Getting new clients is challenging.
There are plenty of freelancing sites like Upwork or Freelancer.com where you can bid on projects, but it’s impossible to compete with Asia developers who drive prices down so low you’d make more money jockeying a register at McDonald’s.
You can post ads on Craigslist, but it’s still tough to get work and the projects you do get aren’t any better than the ones you find on freelancing directories.
I used to think that it was enough to be an excellent developer; that by being highly skilled and doing great work, new clients would somehow find me.
Unfortunately, this isn’t a very efficient approach. You get some referrals, but not as many as you need and for people who aren’t always great clients. You have little control and are at the mercy of luck.
Eventually, I realized that I needed to be more proactive about getting new projects. Hoping that Prince Charming would notice that I was the prettiest girl at the ball wasn’t going to cut it.
I decided that I was going to take the business side of freelancing more seriously. That meant that I needed to learn how to market my services better.
If you’re anything like I used to be, marketing seems like a dark art where people are conned using pop-ups and sleezy long form salesletter nonsense…. so I wasn’t excited about it.
However, I knew that unless I could generate better leads more reliably, I was going to have to deal with lots of peaks and valleys in income and crappy clients who I would be forced work with in order to keep paying the bills. So I applied myself to studying business with the same seriousness that I had used to hone my craft as a freelance developer.
Then, one day while traveling in Vietnam, I made a breakthrough. I completed a small experiment based upon what I learned about marketing. It changed my trajectory for the next three years.
The work that I completed that day has resulted in:
4,628 prospects visiting my site (*prospect* as in someone looking to buy and separate from our normal traffic.)
~250 project inquiries despite warnings that I was likely out of budget
It’s pretty wild.
Very few things I’ve done for my business have had as large of an impact as that one day.

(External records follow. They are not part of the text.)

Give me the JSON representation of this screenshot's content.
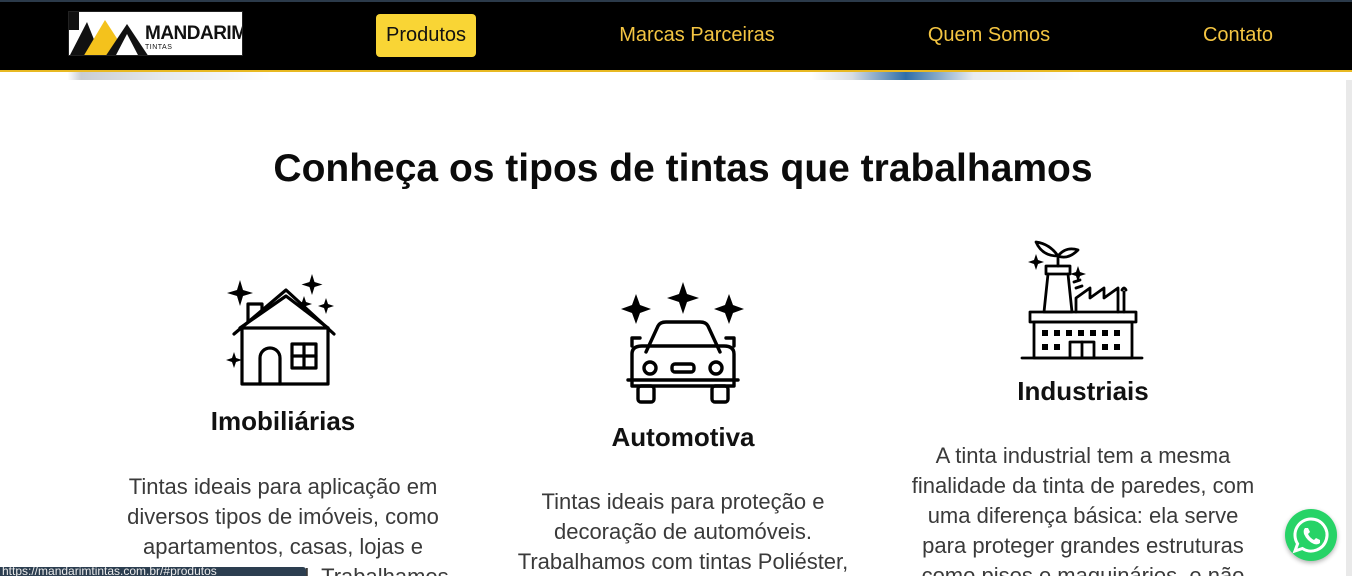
{
  "header": {
    "logo_text": "MANDARIM",
    "logo_sub": "TINTAS",
    "nav": [
      {
        "label": "Produtos",
        "active": true
      },
      {
        "label": "Marcas Parceiras",
        "active": false
      },
      {
        "label": "Quem Somos",
        "active": false
      },
      {
        "label": "Contato",
        "active": false
      }
    ]
  },
  "main": {
    "title": "Conheça os tipos de tintas que trabalhamos",
    "columns": [
      {
        "icon": "house-sparkle-icon",
        "title": "Imobiliárias",
        "lines": [
          "Tintas ideais para aplicação em",
          "diversos tipos de imóveis, como",
          "apartamentos, casas, lojas e",
          "escritórios em geral. Trabalhamos"
        ]
      },
      {
        "icon": "car-sparkle-icon",
        "title": "Automotiva",
        "lines": [
          "Tintas ideais para proteção e",
          "decoração de automóveis.",
          "Trabalhamos com tintas Poliéster,"
        ]
      },
      {
        "icon": "factory-icon",
        "title": "Industriais",
        "lines": [
          "A tinta industrial tem a mesma",
          "finalidade da tinta de paredes, com",
          "uma diferença básica: ela serve",
          "para proteger grandes estruturas",
          "como pisos e maquinários, e não"
        ]
      }
    ]
  },
  "status_bar": {
    "url": "https://mandarimtintas.com.br/#produtos"
  },
  "colors": {
    "accent": "#f9d535",
    "nav_text": "#f4c542",
    "whatsapp": "#27d367"
  }
}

In the three years afterwards, we received so many leads that we grew to a team of 5 with little additional marketing (you don’t have to expand, I could’ve stayed small and simply raised prices and cherry picked the big budgets.)
To set the scene… I had been living in Nagoya, Japan for the past year. My wife and I were vacationing for two weeks in northern Vietnam before leaving the region to come back to the States.

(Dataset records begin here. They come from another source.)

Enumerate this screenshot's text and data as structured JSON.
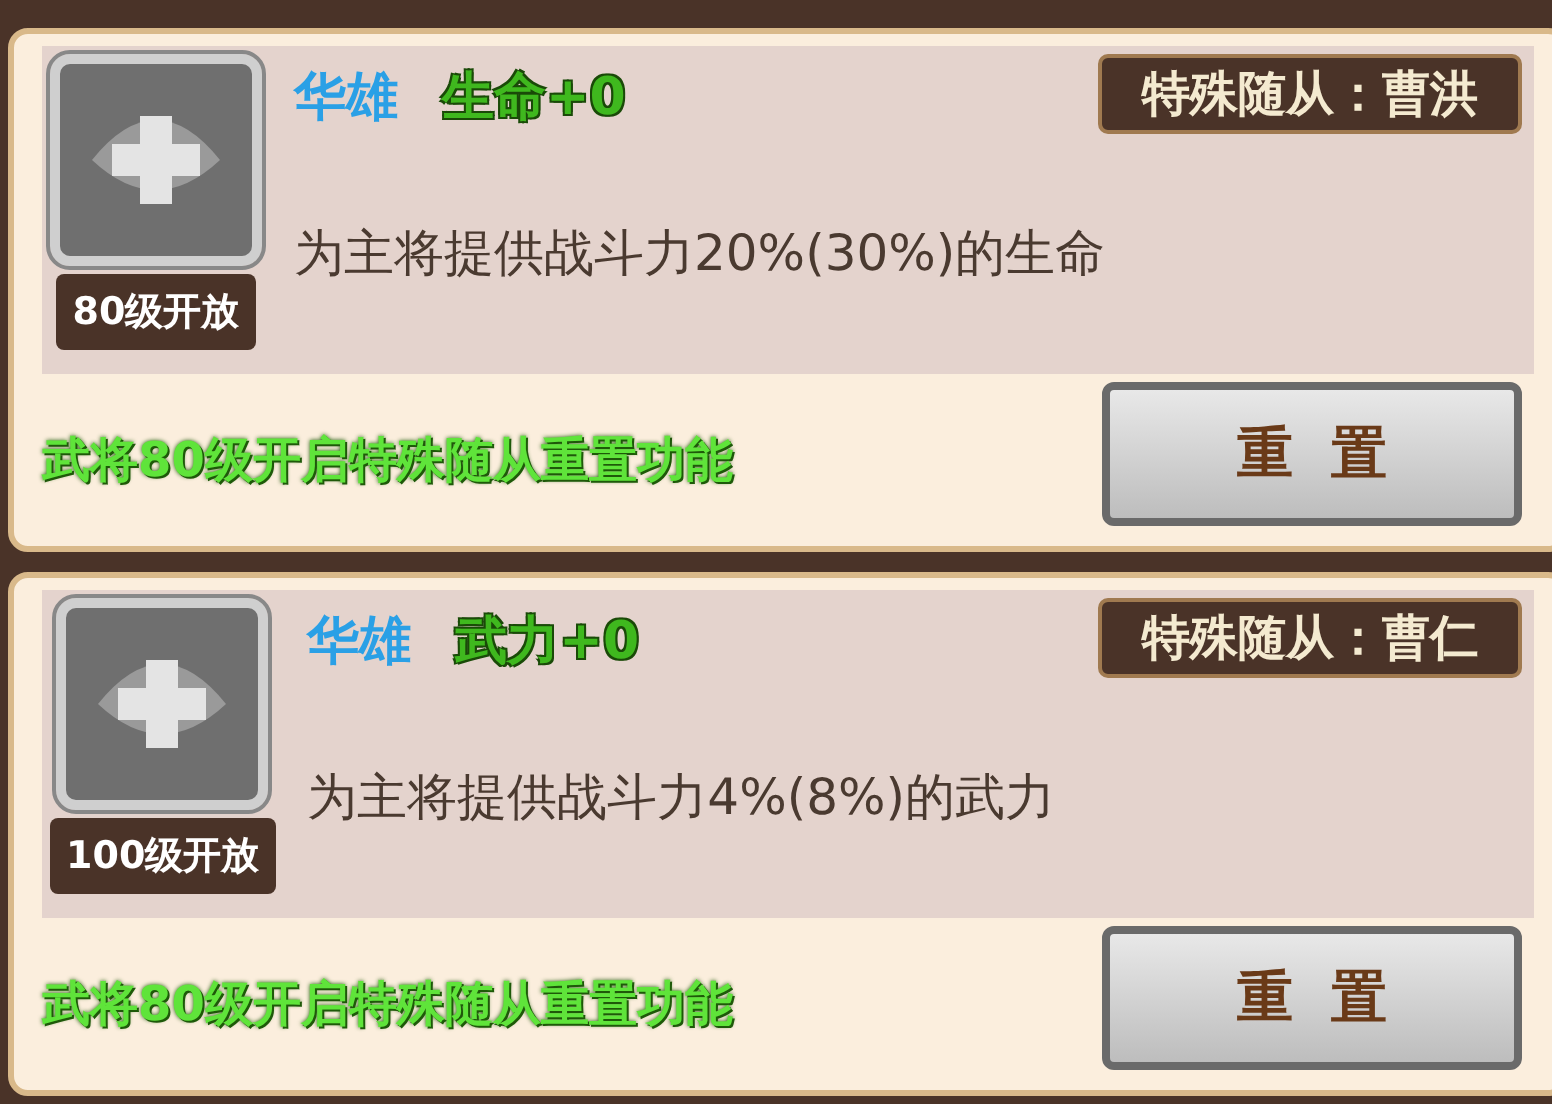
{
  "followers": [
    {
      "general": "华雄",
      "stat": "生命+0",
      "tag": "特殊随从：曹洪",
      "unlock": "80级开放",
      "description": "为主将提供战斗力20%(30%)的生命",
      "notice": "武将80级开启特殊随从重置功能",
      "button": "重  置"
    },
    {
      "general": "华雄",
      "stat": "武力+0",
      "tag": "特殊随从：曹仁",
      "unlock": "100级开放",
      "description": "为主将提供战斗力4%(8%)的武力",
      "notice": "武将80级开启特殊随从重置功能",
      "button": "重  置"
    }
  ]
}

It’s easy to think that I was flush with cash, but the opposite is actually true. Right after we moved to Japan, I developed tendinitis in my arms and wasn’t able to work. I was on the verge of breaking through to 6 figure income with two valuable clients and had to refer them to another developer (who did instead.) What little savings I had vanished and instead I spent the next year struggling to earn enough money to live in one of the most expensive cities in the world without setting my arms on fire by typing.
It was like I had started over again. Like the 4 years I took to get there just vanished. It was soul crushing.
We were only traveling in Vietnam was because I had promised my wife and knew that we wouldn’t be back in the region for years. Even with that, I was only able to justify it to myself because the plane ticket back was actually cheaper flying through Ho Chi Minh than directly back to the US.
At the end of our trip, we were on Cat Ba island where we had been “deep water soloing”— climbing big rocks out in the ocean and falling into the water instead of rappelling down (incidentally, not great for tendinitis.) We were heading back to the mainland and had a train to catch in Hanoi that night. However, my wife didn’t want to wait at the train station, so we spent the day in a café instead. I set at my laptop sipping ca phe sua nong and working away at my marketing experiment.
We ended up missing our train, but it was worth it.